Above all, migraines are cyclical headaches. They come, go, and recur. An attack typically lasts more than four, & less than 72, hours. Of course, there are also what are called “Atypical Migraines,” which act differently (last longer, symptoms are variable, etc.), but are relieved by regular migraine treatment.
The International Headache Society (IHS) diagnoses Migraines if:
- Two of the following four characteristics: 1) pulsating, 2) unilateral (one side of head only), 3) moderate or severe intensity, 4) exacerbated by normal activity; and also
- At least one of the following two characteristics: 1) nausea / vomiting, or 2) photophobia plus phonophobia [both light & sounds make the discomfort much worse].
Up to 60% of migraine sufferers get a prodrome 1-2 days before the headache, consisting of mood changes, perhaps increased yawning. Up to 25% have an aura, various visual or other strange sensations, lasting 5-60 minutes immediately before the headache starts.
Many people with migraines can identify triggers. Some of the most common ones are stress, menstrual periods (before, during, or after), hunger, weather, poor sleep, odors, lights, alcohol, smoke, and others. Birth control pills that contain estrogen can bring out migraine, but a woman with migraines can still take them if she’s <35, the estrogen dose is low, & her migraines don’t get worse.
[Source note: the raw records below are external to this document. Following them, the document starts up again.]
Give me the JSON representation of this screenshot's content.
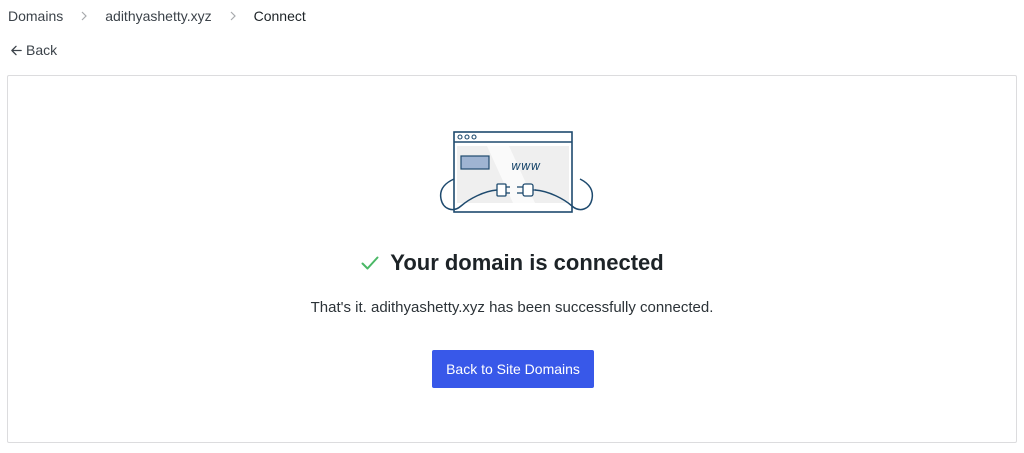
{
  "breadcrumb": {
    "items": [
      "Domains",
      "adithyashetty.xyz",
      "Connect"
    ],
    "separator_icon": "chevron-right-icon"
  },
  "back": {
    "label": "Back",
    "icon": "arrow-left-icon"
  },
  "main": {
    "illustration": {
      "text": "www",
      "icon": "browser-plug-illustration"
    },
    "title": "Your domain is connected",
    "status_icon": "checkmark-icon",
    "description": "That's it. adithyashetty.xyz has been successfully connected.",
    "button_label": "Back to Site Domains"
  },
  "colors": {
    "primary": "#3858e9",
    "success": "#4ab866",
    "border": "#dcdcde",
    "illustration_stroke": "#1e4a6e"
  }
}
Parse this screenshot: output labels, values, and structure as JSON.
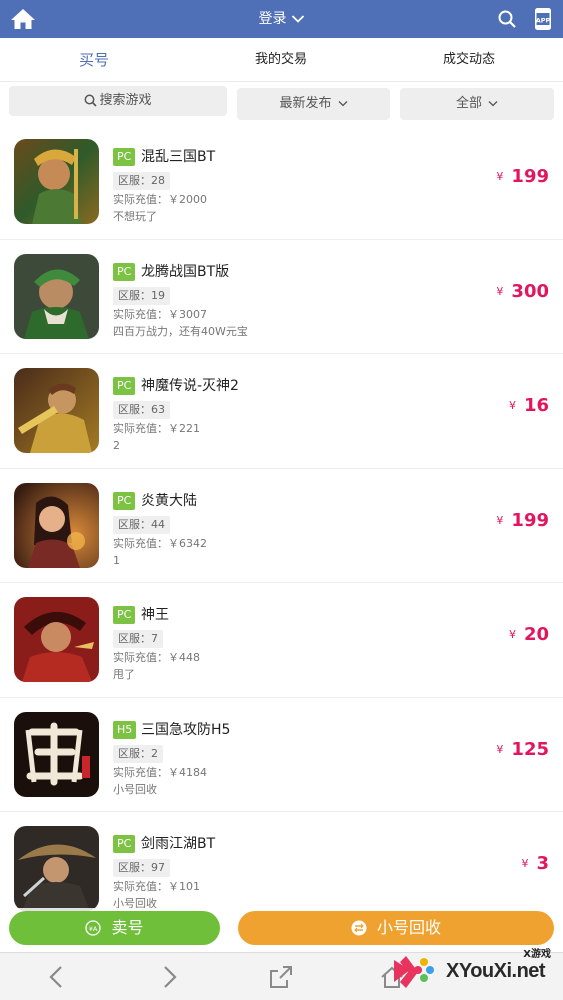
{
  "header": {
    "title": "登录",
    "app_badge": "APP",
    "color": "#4f6fb6"
  },
  "tabs": [
    {
      "label": "买号",
      "active": true
    },
    {
      "label": "我的交易",
      "active": false
    },
    {
      "label": "成交动态",
      "active": false
    }
  ],
  "filters": {
    "search_placeholder": "搜索游戏",
    "sort_label": "最新发布",
    "category_label": "全部"
  },
  "currency": "¥",
  "items": [
    {
      "platform": "PC",
      "name": "混乱三国BT",
      "server": "区服：28",
      "charge": "实际充值：￥2000",
      "note": "不想玩了",
      "price": "199",
      "icon": "warrior-green-gold"
    },
    {
      "platform": "PC",
      "name": "龙腾战国BT版",
      "server": "区服：19",
      "charge": "实际充值：￥3007",
      "note": "四百万战力，还有40W元宝",
      "price": "300",
      "icon": "general-green-helmet"
    },
    {
      "platform": "PC",
      "name": "神魔传说-灭神2",
      "server": "区服：63",
      "charge": "实际充值：￥221",
      "note": "2",
      "price": "16",
      "icon": "golden-armor-warrior"
    },
    {
      "platform": "PC",
      "name": "炎黄大陆",
      "server": "区服：44",
      "charge": "实际充值：￥6342",
      "note": "1",
      "price": "199",
      "icon": "heroine-portrait"
    },
    {
      "platform": "PC",
      "name": "神王",
      "server": "区服：7",
      "charge": "实际充值：￥448",
      "note": "甩了",
      "price": "20",
      "icon": "red-god-king"
    },
    {
      "platform": "H5",
      "name": "三国急攻防H5",
      "server": "区服：2",
      "charge": "实际充值：￥4184",
      "note": "小号回收",
      "price": "125",
      "icon": "sanguo-calligraphy"
    },
    {
      "platform": "PC",
      "name": "剑雨江湖BT",
      "server": "区服：97",
      "charge": "实际充值：￥101",
      "note": "小号回收",
      "price": "3",
      "icon": "straw-hat-swordsman"
    }
  ],
  "actions": {
    "sell_label": "卖号",
    "recycle_label": "小号回收",
    "sell_color": "#6fbf3a",
    "recycle_color": "#f0a231"
  },
  "price_color": "#e2165f",
  "tag_color": "#7cc243",
  "watermark": {
    "small": "X游戏",
    "big": "XYouXi.net"
  }
}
Head CT scans & MRIs aren’t necessary unless an examiner finds actual abnormalities on physical exam (possible with a simple migraine, but quite unusual). The IHS requires five episodes before a migraine diagnosis can be made, but this is mainly for research purposes. If a patient has had at least 2 episodes (proving recurrence), a “treatment trial” may help.
“Treatment Trial” is really a diagnostic trial, of therapy. If a medicine helps, that’s probably what you have. But of course, placebo helps too, so clinicians who order treatment trials should maintain a certain degree of healthy intellectual skepticism.
For migraines, there are 3 possible treatments:
- “Abortive therapy,” taken at the immediate onset of headache (or during the aura, if present), to stop it then-and-there. We call these medications “triptans;” the first such was sumatriptan, & all subsequent generic names have the same root.
- Prophylaxis, taken every day, to prevent a migraine from occurring. This is useful for people with very frequent attacks. Some of the possibilities include “Calcium Channel Blockers” [verapamil, & others], “Beta-Blockers” [propranolol, & others], or “Tricyclic Antidepressants” (nortryptilene, & others).
- Simple Pain Medicine, like acetaminophen or NSAID medications. If these work well, they may be all a patient needs. They can also be taken along with the two strategies above.
Treatment Trials should aim for maximum dose of medication, building up to it as tolerated. If you just try a low dose, and it doesn’t work, you’ll never know if more actually might have helped.
Whether or not migraines can cause a Stroke is still debatable. If so, the risk is very low.